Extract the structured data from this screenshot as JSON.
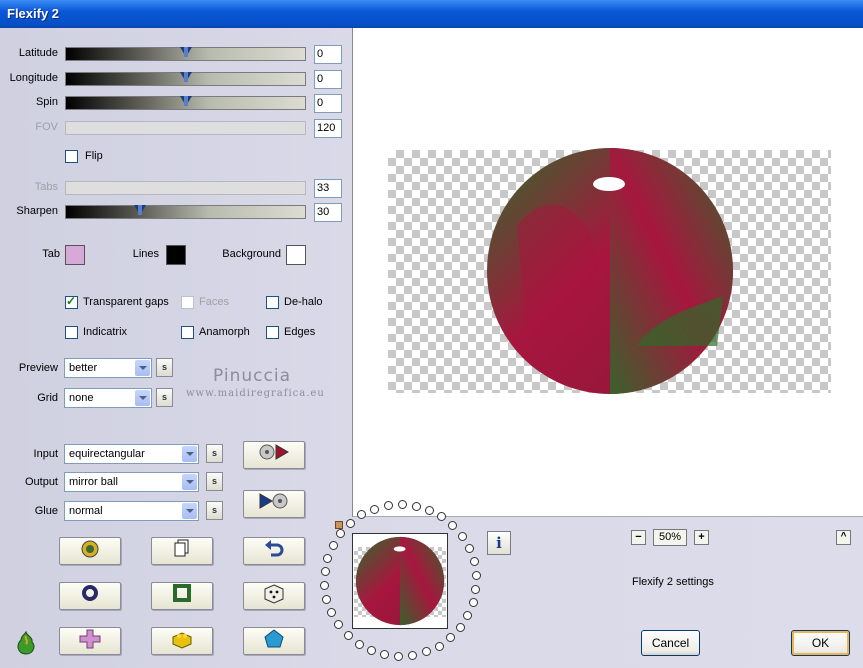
{
  "window": {
    "title": "Flexify 2"
  },
  "sliders": {
    "latitude": {
      "label": "Latitude",
      "value": "0",
      "level": 0.5,
      "enabled": true
    },
    "longitude": {
      "label": "Longitude",
      "value": "0",
      "level": 0.5,
      "enabled": true
    },
    "spin": {
      "label": "Spin",
      "value": "0",
      "level": 0.5,
      "enabled": true
    },
    "fov": {
      "label": "FOV",
      "value": "120",
      "enabled": false
    },
    "tabs": {
      "label": "Tabs",
      "value": "33",
      "enabled": false
    },
    "sharpen": {
      "label": "Sharpen",
      "value": "30",
      "level": 0.3,
      "enabled": true
    }
  },
  "flip": {
    "label": "Flip",
    "checked": false
  },
  "colors": {
    "tab": {
      "label": "Tab",
      "color": "#d8a8d8"
    },
    "lines": {
      "label": "Lines",
      "color": "#000000"
    },
    "background": {
      "label": "Background",
      "color": "#ffffff"
    }
  },
  "options": {
    "transparent_gaps": {
      "label": "Transparent gaps",
      "checked": true
    },
    "faces": {
      "label": "Faces",
      "checked": false,
      "enabled": false
    },
    "dehalo": {
      "label": "De-halo",
      "checked": false
    },
    "indicatrix": {
      "label": "Indicatrix",
      "checked": false
    },
    "anamorph": {
      "label": "Anamorph",
      "checked": false
    },
    "edges": {
      "label": "Edges",
      "checked": false
    }
  },
  "dropdowns": {
    "preview": {
      "label": "Preview",
      "value": "better"
    },
    "grid": {
      "label": "Grid",
      "value": "none"
    },
    "input": {
      "label": "Input",
      "value": "equirectangular"
    },
    "output": {
      "label": "Output",
      "value": "mirror ball"
    },
    "glue": {
      "label": "Glue",
      "value": "normal"
    }
  },
  "s_button_label": "s",
  "watermark": {
    "name": "Pinuccia",
    "url": "www.maidiregrafica.eu"
  },
  "zoom": {
    "minus": "−",
    "value": "50%",
    "plus": "+"
  },
  "settings_label": "Flexify 2 settings",
  "buttons": {
    "cancel": "Cancel",
    "ok": "OK",
    "info": "i",
    "collapse": "^"
  },
  "icons": {
    "random_settings": "dice-icon",
    "undo": "undo-arrow-icon",
    "copy": "copy-pages-icon"
  },
  "accent_colors": {
    "sphere_red": "#a8163e",
    "sphere_green": "#2f6a2a"
  }
}
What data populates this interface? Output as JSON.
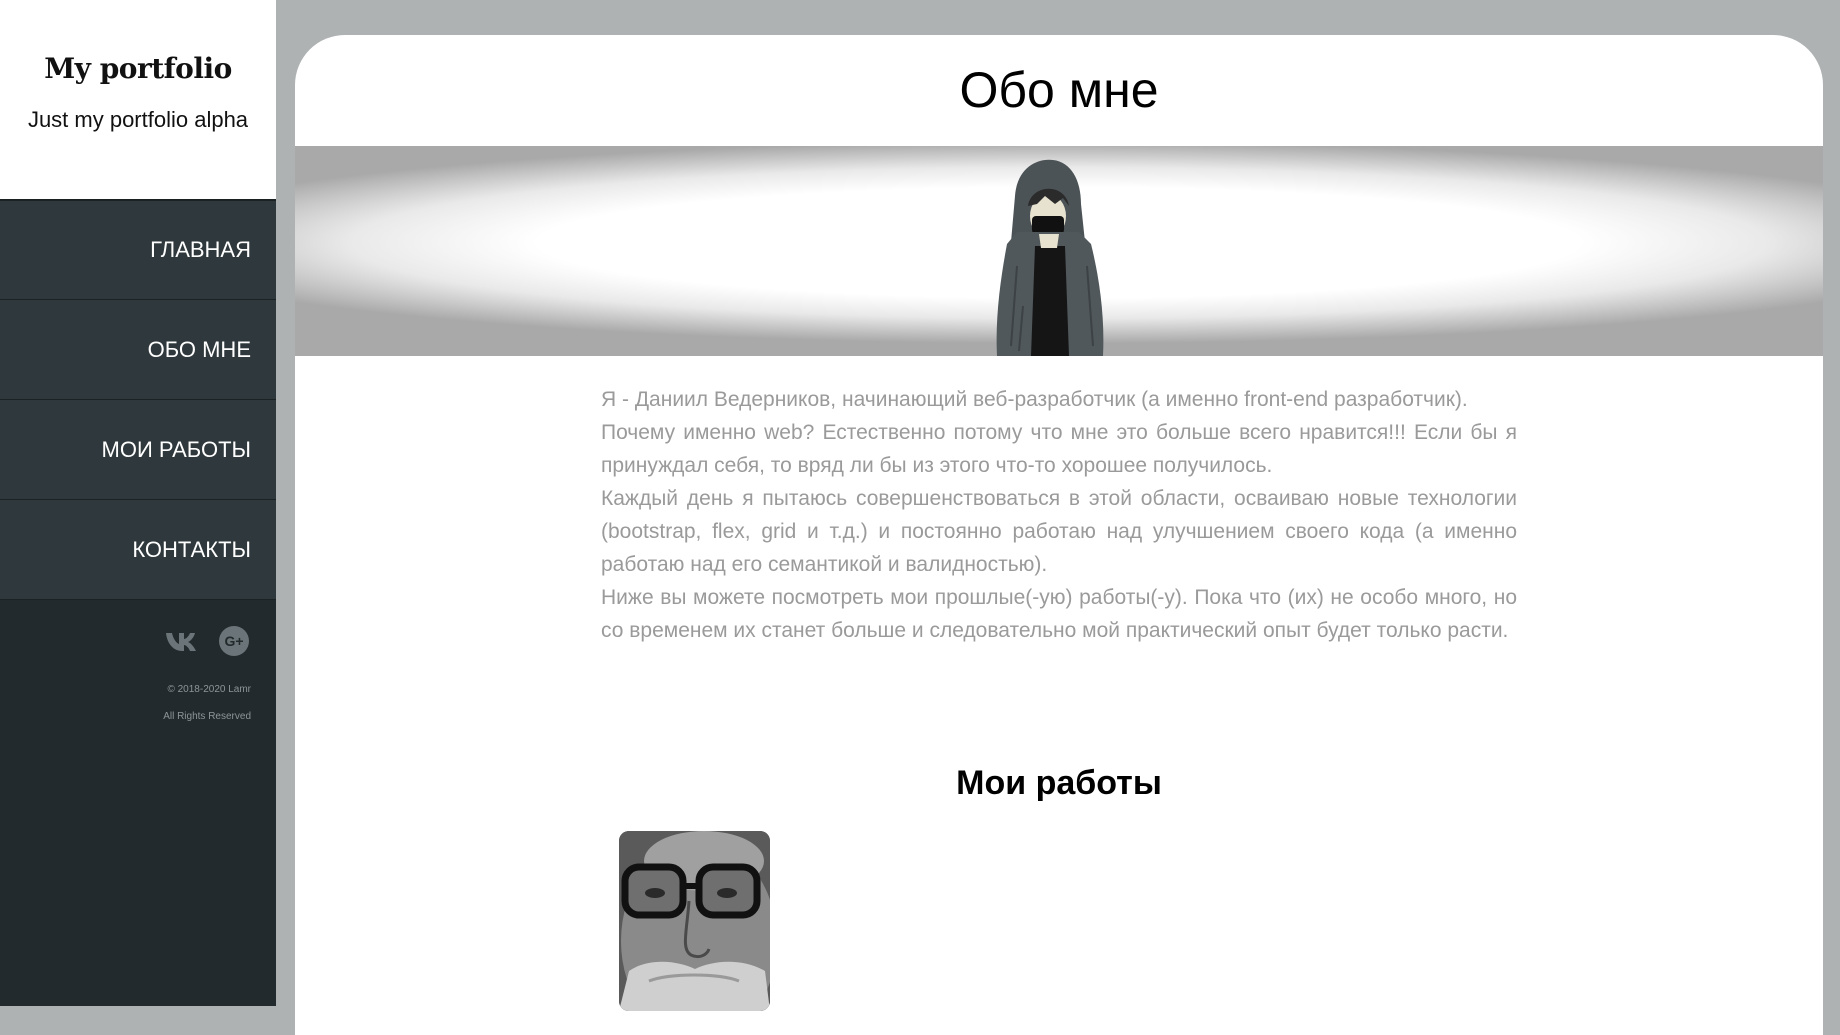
{
  "sidebar": {
    "brand_title": "My portfolio",
    "brand_subtitle": "Just my portfolio alpha",
    "nav": [
      {
        "label": "ГЛАВНАЯ"
      },
      {
        "label": "ОБО МНЕ"
      },
      {
        "label": "МОИ РАБОТЫ"
      },
      {
        "label": "КОНТАКТЫ"
      }
    ],
    "socials": [
      {
        "icon": "vk-icon"
      },
      {
        "icon": "google-plus-icon"
      }
    ],
    "copyright_line1": "© 2018-2020 Lamr",
    "copyright_line2": "All Rights Reserved"
  },
  "main": {
    "title": "Обо мне",
    "about_paragraphs": [
      "Я - Даниил Ведерников, начинающий веб-разработчик (а именно front-end разработчик).",
      "Почему именно web? Естественно потому что мне это больше всего нравится!!! Если бы я принуждал себя, то вряд ли бы из этого что-то хорошее получилось.",
      "Каждый день я пытаюсь совершенствоваться в этой области, осваиваю новые технологии (bootstrap, flex, grid и т.д.) и постоянно работаю над улучшением своего кода (а именно работаю над его семантикой и валидностью).",
      "Ниже вы можете посмотреть мои прошлые(-ую) работы(-у). Пока что (их) не особо много, но со временем их станет больше и следовательно мой практический опыт будет только расти."
    ],
    "works_title": "Мои работы"
  },
  "colors": {
    "sidebar_bg": "#222a2d",
    "nav_bg": "#2f383c",
    "page_bg": "#aeb2b3",
    "body_text": "#9a9a9a"
  }
}
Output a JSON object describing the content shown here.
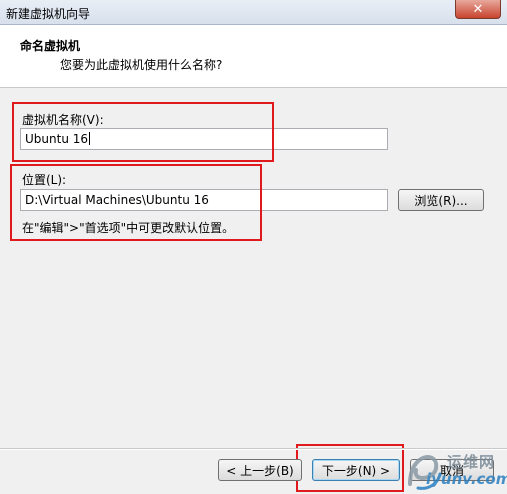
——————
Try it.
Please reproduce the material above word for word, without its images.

Result of this task.
Extract the structured data from this screenshot as JSON.
{
  "window": {
    "title": "Flexify 2"
  },
  "sliders": {
    "latitude": {
      "label": "Latitude",
      "value": "0",
      "level": 0.5,
      "enabled": true
    },
    "longitude": {
      "label": "Longitude",
      "value": "0",
      "level": 0.5,
      "enabled": true
    },
    "spin": {
      "label": "Spin",
      "value": "0",
      "level": 0.5,
      "enabled": true
    },
    "fov": {
      "label": "FOV",
      "value": "120",
      "enabled": false
    },
    "tabs": {
      "label": "Tabs",
      "value": "33",
      "enabled": false
    },
    "sharpen": {
      "label": "Sharpen",
      "value": "30",
      "level": 0.3,
      "enabled": true
    }
  },
  "flip": {
    "label": "Flip",
    "checked": false
  },
  "colors": {
    "tab": {
      "label": "Tab",
      "color": "#d8a8d8"
    },
    "lines": {
      "label": "Lines",
      "color": "#000000"
    },
    "background": {
      "label": "Background",
      "color": "#ffffff"
    }
  },
  "options": {
    "transparent_gaps": {
      "label": "Transparent gaps",
      "checked": true
    },
    "faces": {
      "label": "Faces",
      "checked": false,
      "enabled": false
    },
    "dehalo": {
      "label": "De-halo",
      "checked": false
    },
    "indicatrix": {
      "label": "Indicatrix",
      "checked": false
    },
    "anamorph": {
      "label": "Anamorph",
      "checked": false
    },
    "edges": {
      "label": "Edges",
      "checked": false
    }
  },
  "dropdowns": {
    "preview": {
      "label": "Preview",
      "value": "better"
    },
    "grid": {
      "label": "Grid",
      "value": "none"
    },
    "input": {
      "label": "Input",
      "value": "equirectangular"
    },
    "output": {
      "label": "Output",
      "value": "mirror ball"
    },
    "glue": {
      "label": "Glue",
      "value": "normal"
    }
  },
  "s_button_label": "s",
  "watermark": {
    "name": "Pinuccia",
    "url": "www.maidiregrafica.eu"
  },
  "zoom": {
    "minus": "−",
    "value": "50%",
    "plus": "+"
  },
  "settings_label": "Flexify 2 settings",
  "buttons": {
    "cancel": "Cancel",
    "ok": "OK",
    "info": "i",
    "collapse": "^"
  },
  "icons": {
    "random_settings": "dice-icon",
    "undo": "undo-arrow-icon",
    "copy": "copy-pages-icon"
  },
  "accent_colors": {
    "sphere_red": "#a8163e",
    "sphere_green": "#2f6a2a"
  }
}
What data populates this interface? Output as JSON.
{
  "sidebar": {
    "brand_title": "My portfolio",
    "brand_subtitle": "Just my portfolio alpha",
    "nav": [
      {
        "label": "ГЛАВНАЯ"
      },
      {
        "label": "ОБО МНЕ"
      },
      {
        "label": "МОИ РАБОТЫ"
      },
      {
        "label": "КОНТАКТЫ"
      }
    ],
    "socials": [
      {
        "icon": "vk-icon"
      },
      {
        "icon": "google-plus-icon"
      }
    ],
    "copyright_line1": "© 2018-2020 Lamr",
    "copyright_line2": "All Rights Reserved"
  },
  "main": {
    "title": "Обо мне",
    "about_paragraphs": [
      "Я - Даниил Ведерников, начинающий веб-разработчик (а именно front-end разработчик).",
      "Почему именно web? Естественно потому что мне это больше всего нравится!!! Если бы я принуждал себя, то вряд ли бы из этого что-то хорошее получилось.",
      "Каждый день я пытаюсь совершенствоваться в этой области, осваиваю новые технологии (bootstrap, flex, grid и т.д.) и постоянно работаю над улучшением своего кода (а именно работаю над его семантикой и валидностью).",
      "Ниже вы можете посмотреть мои прошлые(-ую) работы(-у). Пока что (их) не особо много, но со временем их станет больше и следовательно мой практический опыт будет только расти."
    ],
    "works_title": "Мои работы"
  },
  "colors": {
    "sidebar_bg": "#222a2d",
    "nav_bg": "#2f383c",
    "page_bg": "#aeb2b3",
    "body_text": "#9a9a9a"
  }
}
Output a JSON object describing the content shown here.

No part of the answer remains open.